* _WHAT YOU SHOULD DO_:
In your copy, leave out the pictures and repeat the entries below exactly.

* _DATA UNDER STUDY_:

- - -

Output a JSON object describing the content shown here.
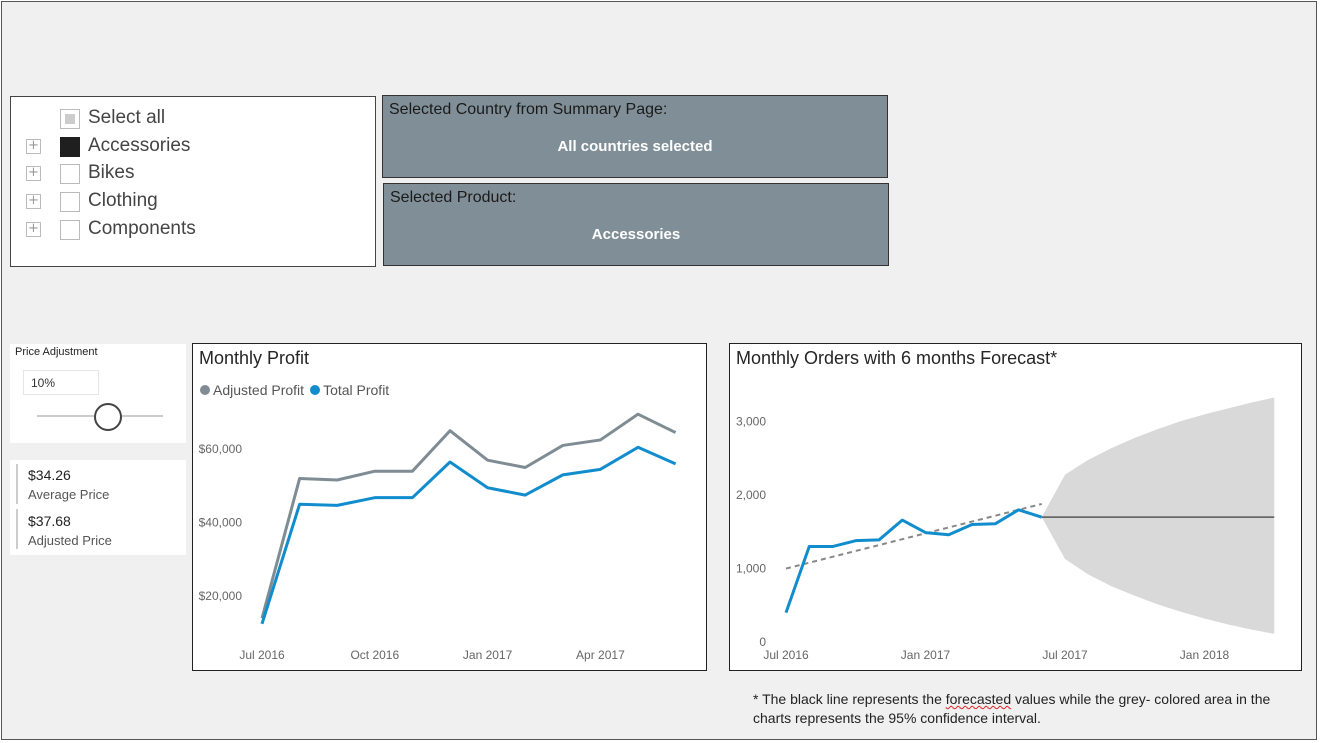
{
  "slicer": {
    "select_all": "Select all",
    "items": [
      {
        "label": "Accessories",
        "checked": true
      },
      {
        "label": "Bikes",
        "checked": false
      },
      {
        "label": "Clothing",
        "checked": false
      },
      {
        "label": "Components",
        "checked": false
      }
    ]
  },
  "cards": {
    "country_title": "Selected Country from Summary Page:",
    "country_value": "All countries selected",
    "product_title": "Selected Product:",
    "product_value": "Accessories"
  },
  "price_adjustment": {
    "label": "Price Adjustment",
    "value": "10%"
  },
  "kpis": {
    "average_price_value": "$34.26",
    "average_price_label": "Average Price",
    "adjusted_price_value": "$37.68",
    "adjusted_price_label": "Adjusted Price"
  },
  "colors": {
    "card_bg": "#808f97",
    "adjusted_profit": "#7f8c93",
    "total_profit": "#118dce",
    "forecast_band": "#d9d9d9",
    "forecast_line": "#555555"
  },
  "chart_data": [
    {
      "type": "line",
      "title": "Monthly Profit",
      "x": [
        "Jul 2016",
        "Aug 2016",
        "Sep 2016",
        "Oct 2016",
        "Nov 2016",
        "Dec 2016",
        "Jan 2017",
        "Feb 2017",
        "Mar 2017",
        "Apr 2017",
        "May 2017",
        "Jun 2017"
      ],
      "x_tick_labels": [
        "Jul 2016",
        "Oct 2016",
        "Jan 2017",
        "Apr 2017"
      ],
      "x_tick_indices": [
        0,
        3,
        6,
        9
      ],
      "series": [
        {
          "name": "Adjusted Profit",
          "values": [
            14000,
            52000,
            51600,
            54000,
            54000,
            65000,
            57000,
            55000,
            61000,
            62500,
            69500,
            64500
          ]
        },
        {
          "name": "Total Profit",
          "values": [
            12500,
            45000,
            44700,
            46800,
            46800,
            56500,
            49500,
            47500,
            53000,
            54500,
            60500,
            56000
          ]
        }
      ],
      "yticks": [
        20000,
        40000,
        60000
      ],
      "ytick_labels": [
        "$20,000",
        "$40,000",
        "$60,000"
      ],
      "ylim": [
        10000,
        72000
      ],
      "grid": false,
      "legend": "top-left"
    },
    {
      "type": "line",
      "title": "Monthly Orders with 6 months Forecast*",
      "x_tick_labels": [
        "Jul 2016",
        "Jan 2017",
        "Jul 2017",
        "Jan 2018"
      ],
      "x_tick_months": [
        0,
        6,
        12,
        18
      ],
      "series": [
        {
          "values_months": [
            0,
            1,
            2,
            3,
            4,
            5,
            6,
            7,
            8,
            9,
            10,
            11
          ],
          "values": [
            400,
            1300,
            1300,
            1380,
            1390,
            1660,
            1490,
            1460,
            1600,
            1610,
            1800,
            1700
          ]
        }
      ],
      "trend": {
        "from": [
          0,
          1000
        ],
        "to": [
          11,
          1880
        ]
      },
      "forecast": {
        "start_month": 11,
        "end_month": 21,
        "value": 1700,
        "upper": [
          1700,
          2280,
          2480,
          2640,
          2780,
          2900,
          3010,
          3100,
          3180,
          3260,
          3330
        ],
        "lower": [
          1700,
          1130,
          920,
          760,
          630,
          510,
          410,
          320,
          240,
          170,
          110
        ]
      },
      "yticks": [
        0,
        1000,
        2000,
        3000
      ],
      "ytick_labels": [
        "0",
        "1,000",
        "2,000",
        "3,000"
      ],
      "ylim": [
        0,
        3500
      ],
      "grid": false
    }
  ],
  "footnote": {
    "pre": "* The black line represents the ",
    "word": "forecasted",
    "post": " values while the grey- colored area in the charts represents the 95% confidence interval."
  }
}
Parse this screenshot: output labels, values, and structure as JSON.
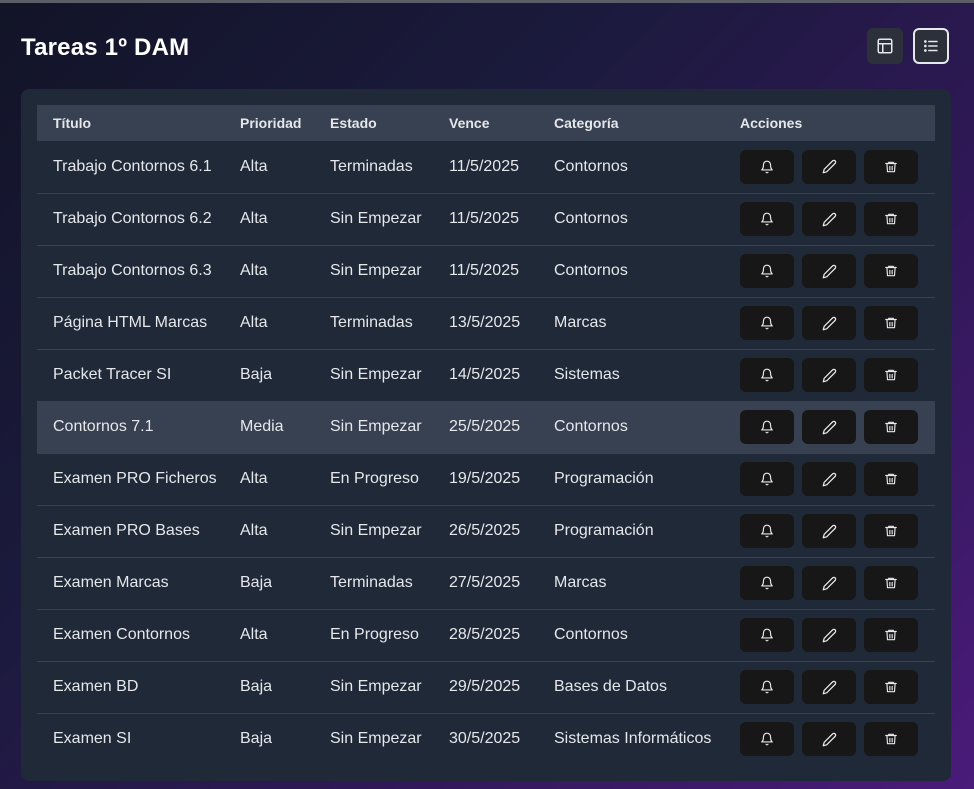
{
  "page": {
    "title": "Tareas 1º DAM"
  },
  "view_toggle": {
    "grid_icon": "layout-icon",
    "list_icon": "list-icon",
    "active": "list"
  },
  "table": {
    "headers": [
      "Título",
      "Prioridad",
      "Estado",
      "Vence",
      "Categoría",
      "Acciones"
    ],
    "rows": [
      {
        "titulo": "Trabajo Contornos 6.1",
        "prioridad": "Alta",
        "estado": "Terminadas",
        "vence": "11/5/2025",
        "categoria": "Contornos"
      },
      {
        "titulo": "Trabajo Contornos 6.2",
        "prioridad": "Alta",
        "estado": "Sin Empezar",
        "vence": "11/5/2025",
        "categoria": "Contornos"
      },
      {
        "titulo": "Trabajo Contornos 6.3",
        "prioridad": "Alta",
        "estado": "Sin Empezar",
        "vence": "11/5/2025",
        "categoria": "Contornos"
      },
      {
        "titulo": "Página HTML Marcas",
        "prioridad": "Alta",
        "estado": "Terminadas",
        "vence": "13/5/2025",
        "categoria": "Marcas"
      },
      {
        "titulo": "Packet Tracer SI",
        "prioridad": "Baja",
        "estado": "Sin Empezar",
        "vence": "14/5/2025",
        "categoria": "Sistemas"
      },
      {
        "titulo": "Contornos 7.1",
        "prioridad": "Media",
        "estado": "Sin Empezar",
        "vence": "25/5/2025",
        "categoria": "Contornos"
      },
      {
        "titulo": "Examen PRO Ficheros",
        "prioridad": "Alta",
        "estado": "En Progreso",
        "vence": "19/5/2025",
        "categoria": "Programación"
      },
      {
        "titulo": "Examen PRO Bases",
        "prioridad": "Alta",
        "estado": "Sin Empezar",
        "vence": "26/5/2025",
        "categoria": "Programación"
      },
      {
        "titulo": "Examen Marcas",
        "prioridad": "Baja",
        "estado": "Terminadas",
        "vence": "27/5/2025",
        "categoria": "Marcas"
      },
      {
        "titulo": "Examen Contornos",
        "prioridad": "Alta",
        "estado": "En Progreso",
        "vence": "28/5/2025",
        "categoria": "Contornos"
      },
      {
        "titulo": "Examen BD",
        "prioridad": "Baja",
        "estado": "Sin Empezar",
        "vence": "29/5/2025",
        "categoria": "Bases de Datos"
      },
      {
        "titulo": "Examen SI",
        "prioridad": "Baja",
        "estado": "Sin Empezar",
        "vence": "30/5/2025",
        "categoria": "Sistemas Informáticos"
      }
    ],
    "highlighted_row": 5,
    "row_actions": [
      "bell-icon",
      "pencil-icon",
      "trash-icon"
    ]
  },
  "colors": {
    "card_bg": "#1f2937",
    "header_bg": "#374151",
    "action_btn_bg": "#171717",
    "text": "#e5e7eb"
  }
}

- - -

* _ANSWER FOR THE TASK_:
Output a JSON object describing the content shown here.
{
  "slicer": {
    "select_all": "Select all",
    "items": [
      {
        "label": "Accessories",
        "checked": true
      },
      {
        "label": "Bikes",
        "checked": false
      },
      {
        "label": "Clothing",
        "checked": false
      },
      {
        "label": "Components",
        "checked": false
      }
    ]
  },
  "cards": {
    "country_title": "Selected Country from Summary Page:",
    "country_value": "All countries selected",
    "product_title": "Selected Product:",
    "product_value": "Accessories"
  },
  "price_adjustment": {
    "label": "Price Adjustment",
    "value": "10%"
  },
  "kpis": {
    "average_price_value": "$34.26",
    "average_price_label": "Average Price",
    "adjusted_price_value": "$37.68",
    "adjusted_price_label": "Adjusted Price"
  },
  "colors": {
    "card_bg": "#808f97",
    "adjusted_profit": "#7f8c93",
    "total_profit": "#118dce",
    "forecast_band": "#d9d9d9",
    "forecast_line": "#555555"
  },
  "chart_data": [
    {
      "type": "line",
      "title": "Monthly Profit",
      "x": [
        "Jul 2016",
        "Aug 2016",
        "Sep 2016",
        "Oct 2016",
        "Nov 2016",
        "Dec 2016",
        "Jan 2017",
        "Feb 2017",
        "Mar 2017",
        "Apr 2017",
        "May 2017",
        "Jun 2017"
      ],
      "x_tick_labels": [
        "Jul 2016",
        "Oct 2016",
        "Jan 2017",
        "Apr 2017"
      ],
      "x_tick_indices": [
        0,
        3,
        6,
        9
      ],
      "series": [
        {
          "name": "Adjusted Profit",
          "values": [
            14000,
            52000,
            51600,
            54000,
            54000,
            65000,
            57000,
            55000,
            61000,
            62500,
            69500,
            64500
          ]
        },
        {
          "name": "Total Profit",
          "values": [
            12500,
            45000,
            44700,
            46800,
            46800,
            56500,
            49500,
            47500,
            53000,
            54500,
            60500,
            56000
          ]
        }
      ],
      "yticks": [
        20000,
        40000,
        60000
      ],
      "ytick_labels": [
        "$20,000",
        "$40,000",
        "$60,000"
      ],
      "ylim": [
        10000,
        72000
      ],
      "grid": false,
      "legend": "top-left"
    },
    {
      "type": "line",
      "title": "Monthly Orders with 6 months Forecast*",
      "x_tick_labels": [
        "Jul 2016",
        "Jan 2017",
        "Jul 2017",
        "Jan 2018"
      ],
      "x_tick_months": [
        0,
        6,
        12,
        18
      ],
      "series": [
        {
          "values_months": [
            0,
            1,
            2,
            3,
            4,
            5,
            6,
            7,
            8,
            9,
            10,
            11
          ],
          "values": [
            400,
            1300,
            1300,
            1380,
            1390,
            1660,
            1490,
            1460,
            1600,
            1610,
            1800,
            1700
          ]
        }
      ],
      "trend": {
        "from": [
          0,
          1000
        ],
        "to": [
          11,
          1880
        ]
      },
      "forecast": {
        "start_month": 11,
        "end_month": 21,
        "value": 1700,
        "upper": [
          1700,
          2280,
          2480,
          2640,
          2780,
          2900,
          3010,
          3100,
          3180,
          3260,
          3330
        ],
        "lower": [
          1700,
          1130,
          920,
          760,
          630,
          510,
          410,
          320,
          240,
          170,
          110
        ]
      },
      "yticks": [
        0,
        1000,
        2000,
        3000
      ],
      "ytick_labels": [
        "0",
        "1,000",
        "2,000",
        "3,000"
      ],
      "ylim": [
        0,
        3500
      ],
      "grid": false
    }
  ],
  "footnote": {
    "pre": "* The black line represents the ",
    "word": "forecasted",
    "post": " values while the grey- colored area in the charts represents the 95% confidence interval."
  }
}
Parse this screenshot: output labels, values, and structure as JSON.
{
  "page": {
    "title": "Tareas 1º DAM"
  },
  "view_toggle": {
    "grid_icon": "layout-icon",
    "list_icon": "list-icon",
    "active": "list"
  },
  "table": {
    "headers": [
      "Título",
      "Prioridad",
      "Estado",
      "Vence",
      "Categoría",
      "Acciones"
    ],
    "rows": [
      {
        "titulo": "Trabajo Contornos 6.1",
        "prioridad": "Alta",
        "estado": "Terminadas",
        "vence": "11/5/2025",
        "categoria": "Contornos"
      },
      {
        "titulo": "Trabajo Contornos 6.2",
        "prioridad": "Alta",
        "estado": "Sin Empezar",
        "vence": "11/5/2025",
        "categoria": "Contornos"
      },
      {
        "titulo": "Trabajo Contornos 6.3",
        "prioridad": "Alta",
        "estado": "Sin Empezar",
        "vence": "11/5/2025",
        "categoria": "Contornos"
      },
      {
        "titulo": "Página HTML Marcas",
        "prioridad": "Alta",
        "estado": "Terminadas",
        "vence": "13/5/2025",
        "categoria": "Marcas"
      },
      {
        "titulo": "Packet Tracer SI",
        "prioridad": "Baja",
        "estado": "Sin Empezar",
        "vence": "14/5/2025",
        "categoria": "Sistemas"
      },
      {
        "titulo": "Contornos 7.1",
        "prioridad": "Media",
        "estado": "Sin Empezar",
        "vence": "25/5/2025",
        "categoria": "Contornos"
      },
      {
        "titulo": "Examen PRO Ficheros",
        "prioridad": "Alta",
        "estado": "En Progreso",
        "vence": "19/5/2025",
        "categoria": "Programación"
      },
      {
        "titulo": "Examen PRO Bases",
        "prioridad": "Alta",
        "estado": "Sin Empezar",
        "vence": "26/5/2025",
        "categoria": "Programación"
      },
      {
        "titulo": "Examen Marcas",
        "prioridad": "Baja",
        "estado": "Terminadas",
        "vence": "27/5/2025",
        "categoria": "Marcas"
      },
      {
        "titulo": "Examen Contornos",
        "prioridad": "Alta",
        "estado": "En Progreso",
        "vence": "28/5/2025",
        "categoria": "Contornos"
      },
      {
        "titulo": "Examen BD",
        "prioridad": "Baja",
        "estado": "Sin Empezar",
        "vence": "29/5/2025",
        "categoria": "Bases de Datos"
      },
      {
        "titulo": "Examen SI",
        "prioridad": "Baja",
        "estado": "Sin Empezar",
        "vence": "30/5/2025",
        "categoria": "Sistemas Informáticos"
      }
    ],
    "highlighted_row": 5,
    "row_actions": [
      "bell-icon",
      "pencil-icon",
      "trash-icon"
    ]
  },
  "colors": {
    "card_bg": "#1f2937",
    "header_bg": "#374151",
    "action_btn_bg": "#171717",
    "text": "#e5e7eb"
  }
}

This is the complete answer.